Durham University
Programme and Module Handbook

Postgraduate Programme and Module Handbook 2020-2021 (archived)

Module THEO45030: Word and Image: Classic Foundations for Christian Visuality

Department: Theology and Religion

THEO45030: Word and Image: Classic Foundations for Christian Visuality

Type Open Level 4 Credits 30 Availability Not available in 2020/21 Module Cap None.


  • Undergraduate level study in a relevant subject (probably Theology, though students of Visual Arts who would like a deeper grounding in their relationship to theology are most welcome).


  • None, but for those without previous training in Visual Arts, MELA45360 (Visual Arts and Culture: Theory and Practice) is recommended.

Excluded Combination of Modules

  • None


  • to introduce students to issues of visuality that are significant for a theologian or scriptural exegete
  • to involve students in a project of their own
  • to develop students’ ability to integrate the use of visual resources into their theological or exegetical work, and vice versa
  • to develop students’ ability to engage critically with attitudes toward the visual that they find in theological and biblical scholarship; conversely to develop students’ ability to engage with attitudes to scripture that they find in artistic scholarship


  • Recent decades have seen a rapid growth in interest in visuality across the humanities. However, the Christian tradition has been shaped by a history of controversy over the ‘image’, where issues concerning the ‘image of God’ are a point of doctrinal debate, and a source of division in devotional practice. As a consequence, the ‘visual turn’ in the wider humanities poses particular problems for students of Christianity, and visuality remains an emergent field in the study of Scripture and Theology.
  • This course is particularly geared toward students whose background is in the text-based disciplines of Scripture and Theology, though others are welcome too. It aims to equip students with skills and knowledge to approach the interface between visual, verbal, and theological interpretation, in ways that are culturally, conceptually and exegetically sensitive. Topics covered will vary from year to year, depending on the interests of the students and the specialisms of the course leaders. We will pay particular attention to ancient problems and modern debates. On the one hand, we will explore the roots of the Christian engagement with word and image. This will include study of Christian reception and transformation of Classical and Jewish visual regimes (e.g. ecphrasis; idol-polemic), and investigation of some key issues in the history of Christian visual culture (e.g. Byzantine iconoclasm; Marian theology). On the other, we will read significant modern thinkers and learn about key concepts in contemporary debates about visuality (e.g. visual exegesis). The course will normally be complemented by a series of Art and Theology Research Seminars, in which students are expected to participate. In consultation with the course convenor, students will plan a project of their own that integrates the scripture, theology and visuality.

Learning Outcomes

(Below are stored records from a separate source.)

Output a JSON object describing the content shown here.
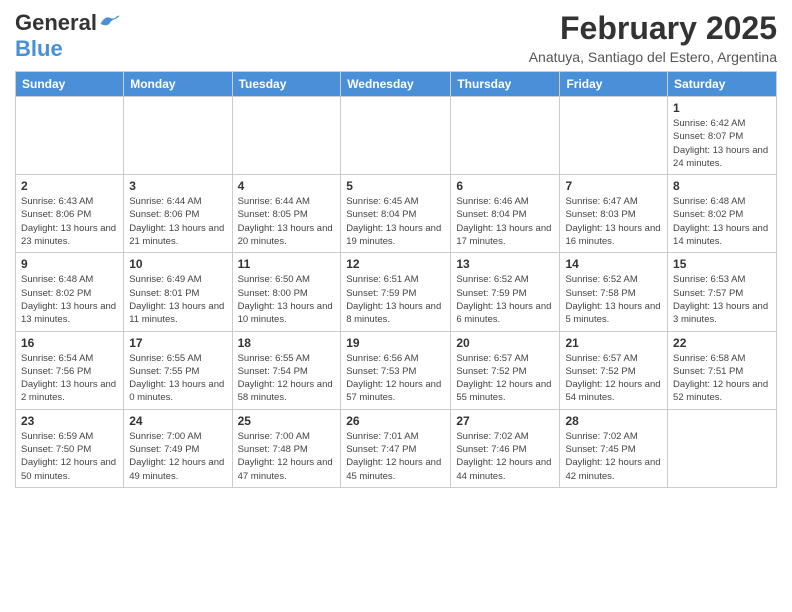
{
  "header": {
    "logo_general": "General",
    "logo_blue": "Blue",
    "month": "February 2025",
    "location": "Anatuya, Santiago del Estero, Argentina"
  },
  "weekdays": [
    "Sunday",
    "Monday",
    "Tuesday",
    "Wednesday",
    "Thursday",
    "Friday",
    "Saturday"
  ],
  "weeks": [
    [
      {
        "day": "",
        "info": ""
      },
      {
        "day": "",
        "info": ""
      },
      {
        "day": "",
        "info": ""
      },
      {
        "day": "",
        "info": ""
      },
      {
        "day": "",
        "info": ""
      },
      {
        "day": "",
        "info": ""
      },
      {
        "day": "1",
        "info": "Sunrise: 6:42 AM\nSunset: 8:07 PM\nDaylight: 13 hours and 24 minutes."
      }
    ],
    [
      {
        "day": "2",
        "info": "Sunrise: 6:43 AM\nSunset: 8:06 PM\nDaylight: 13 hours and 23 minutes."
      },
      {
        "day": "3",
        "info": "Sunrise: 6:44 AM\nSunset: 8:06 PM\nDaylight: 13 hours and 21 minutes."
      },
      {
        "day": "4",
        "info": "Sunrise: 6:44 AM\nSunset: 8:05 PM\nDaylight: 13 hours and 20 minutes."
      },
      {
        "day": "5",
        "info": "Sunrise: 6:45 AM\nSunset: 8:04 PM\nDaylight: 13 hours and 19 minutes."
      },
      {
        "day": "6",
        "info": "Sunrise: 6:46 AM\nSunset: 8:04 PM\nDaylight: 13 hours and 17 minutes."
      },
      {
        "day": "7",
        "info": "Sunrise: 6:47 AM\nSunset: 8:03 PM\nDaylight: 13 hours and 16 minutes."
      },
      {
        "day": "8",
        "info": "Sunrise: 6:48 AM\nSunset: 8:02 PM\nDaylight: 13 hours and 14 minutes."
      }
    ],
    [
      {
        "day": "9",
        "info": "Sunrise: 6:48 AM\nSunset: 8:02 PM\nDaylight: 13 hours and 13 minutes."
      },
      {
        "day": "10",
        "info": "Sunrise: 6:49 AM\nSunset: 8:01 PM\nDaylight: 13 hours and 11 minutes."
      },
      {
        "day": "11",
        "info": "Sunrise: 6:50 AM\nSunset: 8:00 PM\nDaylight: 13 hours and 10 minutes."
      },
      {
        "day": "12",
        "info": "Sunrise: 6:51 AM\nSunset: 7:59 PM\nDaylight: 13 hours and 8 minutes."
      },
      {
        "day": "13",
        "info": "Sunrise: 6:52 AM\nSunset: 7:59 PM\nDaylight: 13 hours and 6 minutes."
      },
      {
        "day": "14",
        "info": "Sunrise: 6:52 AM\nSunset: 7:58 PM\nDaylight: 13 hours and 5 minutes."
      },
      {
        "day": "15",
        "info": "Sunrise: 6:53 AM\nSunset: 7:57 PM\nDaylight: 13 hours and 3 minutes."
      }
    ],
    [
      {
        "day": "16",
        "info": "Sunrise: 6:54 AM\nSunset: 7:56 PM\nDaylight: 13 hours and 2 minutes."
      },
      {
        "day": "17",
        "info": "Sunrise: 6:55 AM\nSunset: 7:55 PM\nDaylight: 13 hours and 0 minutes."
      },
      {
        "day": "18",
        "info": "Sunrise: 6:55 AM\nSunset: 7:54 PM\nDaylight: 12 hours and 58 minutes."
      },
      {
        "day": "19",
        "info": "Sunrise: 6:56 AM\nSunset: 7:53 PM\nDaylight: 12 hours and 57 minutes."
      },
      {
        "day": "20",
        "info": "Sunrise: 6:57 AM\nSunset: 7:52 PM\nDaylight: 12 hours and 55 minutes."
      },
      {
        "day": "21",
        "info": "Sunrise: 6:57 AM\nSunset: 7:52 PM\nDaylight: 12 hours and 54 minutes."
      },
      {
        "day": "22",
        "info": "Sunrise: 6:58 AM\nSunset: 7:51 PM\nDaylight: 12 hours and 52 minutes."
      }
    ],
    [
      {
        "day": "23",
        "info": "Sunrise: 6:59 AM\nSunset: 7:50 PM\nDaylight: 12 hours and 50 minutes."
      },
      {
        "day": "24",
        "info": "Sunrise: 7:00 AM\nSunset: 7:49 PM\nDaylight: 12 hours and 49 minutes."
      },
      {
        "day": "25",
        "info": "Sunrise: 7:00 AM\nSunset: 7:48 PM\nDaylight: 12 hours and 47 minutes."
      },
      {
        "day": "26",
        "info": "Sunrise: 7:01 AM\nSunset: 7:47 PM\nDaylight: 12 hours and 45 minutes."
      },
      {
        "day": "27",
        "info": "Sunrise: 7:02 AM\nSunset: 7:46 PM\nDaylight: 12 hours and 44 minutes."
      },
      {
        "day": "28",
        "info": "Sunrise: 7:02 AM\nSunset: 7:45 PM\nDaylight: 12 hours and 42 minutes."
      },
      {
        "day": "",
        "info": ""
      }
    ]
  ]
}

Subject-specific Knowledge:
  • key modern thinkers in visual theory
  • key conceptual issues in relationship between word, image, and theology in the Christian tradition
  • in-depth study of a relevant theme of students’ choice
Subject-specific Skills:
  • ability to integrate visual and verbal material into theological or scriptural discussion, in a way that respects both media, their relationships and differences
  • ability to integrate theological reflection into discussion of visual media
  • appropriate use of different methods for handling visual issues
Key Skills:
  • critical use of textual and visual media
  • advanced research, finding own material, articulate presentation of ideas, oral presentation and discussion

Modes of Teaching, Learning and Assessment and how these contribute to the learning outcomes of the module

  • Weekly seminars for in-depth discussion of issues arising from set readings
  • Individual tutorials to help shape and develop a research project
  • Written essays to show skills in ordering a lucid, written argument
  • Class presentations to assess skills in oral engagement with the student’s independet research theme
  • Attendance at relevant research seminars (as they arise) for engagement with a range of speakers on the cutting-edge of research

Teaching Methods and Learning Hours

Activity Number Frequency Duration Total/Hours
Seminars 10 (taught) + 4 (student presentations) 8 in MT; 6 in EpT (including 4 for student presentations – subject to change depending on student numbers) 1.5hrs 21
Research Seminars 6 (depending on departmental funds) 3 per term (MT and EpT) 1.5hrs 9
Tutorials 2 30 minutes 1
Preparation and Reading 269
Total 300

Summative Assessment

Component: Presentation and class discussion Component Weighting: 20%
Element Length / duration Element Weighting Resit Opportunity
Presentation and class discussion 20 minute presentation + 20 minutes guided discussion 100% Yes - Presentation and discussion with the module convenor or an appropriate audience
Component: Essay Component Weighting: 80%
Element Length / duration Element Weighting Resit Opportunity
Essay 5000 words 100% Yes - Essay

Formative Assessment:

2000 word critical review, 3000 word research proposal for the student’s summative project

Attendance at all activities marked with this symbol will be monitored. Students who fail to attend these activities, or to complete the summative or formative assessment specified above, will be subject to the procedures defined in the University's General Regulation V, and may be required to leave the University